The American Beverage Association (ABA) has partnered with California retail and advertising associations to challenge San Francisco ordinances requiring warning labels on sugar-sweetened beverage (SSB) advertisements and prohibiting advertisements of such products on city property. Am. Beverage Ass’n v. City of San Francisco, No. 15-3415 (N.D. Cal., filed July 24, 2015). ABA argues that the ordinances violate the First Amendment, which “forbids the City from conscripting private speakers to convey [the city’s viewpoint] while suppressing conflicting viewpoints on this controversial topic.”

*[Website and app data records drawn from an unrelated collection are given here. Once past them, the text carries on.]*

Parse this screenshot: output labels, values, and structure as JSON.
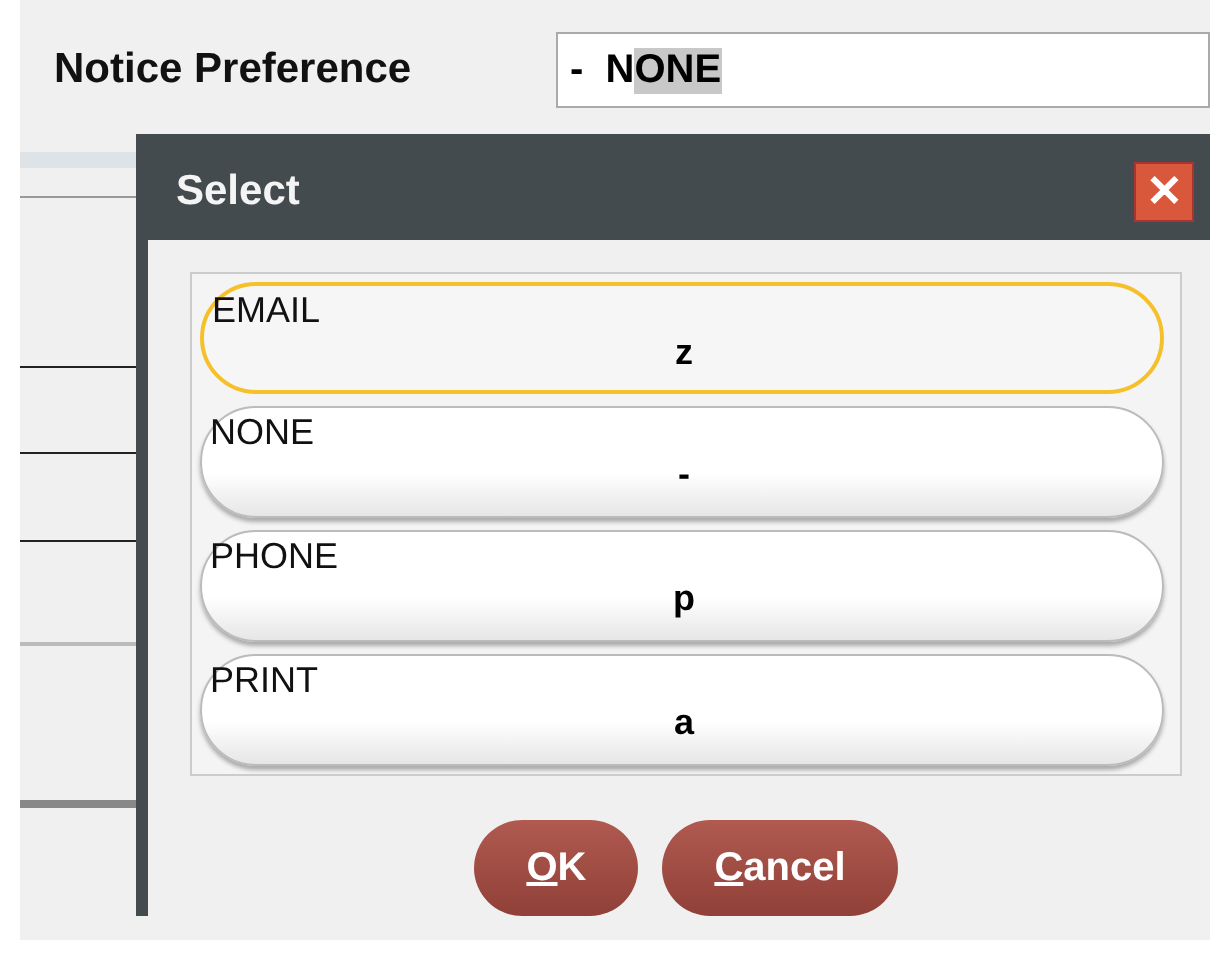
{
  "form": {
    "label": "Notice Preference",
    "field": {
      "value": "-  N",
      "selection": "ONE"
    }
  },
  "dialog": {
    "title": "Select",
    "close": "✕",
    "options": [
      {
        "name": "EMAIL",
        "code": "z",
        "selected": true
      },
      {
        "name": "NONE",
        "code": "-",
        "selected": false
      },
      {
        "name": "PHONE",
        "code": "p",
        "selected": false
      },
      {
        "name": "PRINT",
        "code": "a",
        "selected": false
      }
    ],
    "buttons": [
      {
        "mnemonic": "O",
        "rest": "K"
      },
      {
        "mnemonic": "C",
        "rest": "ancel"
      }
    ]
  }
}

The complaint first details ad prohibition on city property, including transportation and parks, while it “explicitly permits advertisements that criticize sugar-sweetened beverages or encourage people to stop drinking them. The First Amendment flatly forbids such government-imposed viewpoint discrimination.” The second component of the ordinance prohibits all producers of SSBs “from using their names on any City property to promote any product or any non-charitable event, no matter whether commercial, athletic, musical, or even political in nature,” including “local icons like Ghirardelli Chocolate, Peet’s Coffee, Jamba Juice, and Swenson’s,” the complaint notes.

ABA then explains the SSB warning label mandate, describing it as requiring private speakers “to convey, regardless of their own views, the City’s controversial and misleading opinion that certain beverages with added sugar are inherently hazardous, more harmful to consumers’ health than beverages with natural sugar or foods with added sugar, and uniquely responsible for increasing rates of obesity and diabetes.” The mandate singles out SSBs unfairly, the complaint argues, because SSBs are no more hazardous than other foods or beverages that require no warning. Further, “while Americans consume many more calories today than in the past and rates of obesity and diabetes are on the rise, sugar-sweetened beverage consumption has decreased substantially over the
last 15 years.” The complaint compares the mandated warnings to a 2010 initiative requiring retailers to warn consumers about cell-phone radiation regardless of the retailers’ beliefs, which a California federal court enjoined on First Amendment grounds and the Ninth Circuit affirmed.

The plaintiffs seek an injunction preventing enforcement of the ban, which is set to take effect on July 25, 2016.


Issue 573


About The Author

For decades, manufacturers, distributors and retailers at every link in the food chain have come to Shook, Hardy & Bacon to partner with a legal team that understands the issues they face in today's evolving food production industry. Shook attorneys work with some of the world's largest food, beverage and agribusiness companies to establish preventative measures, conduct internal audits, develop public relations strategies, and advance tort reform initiatives.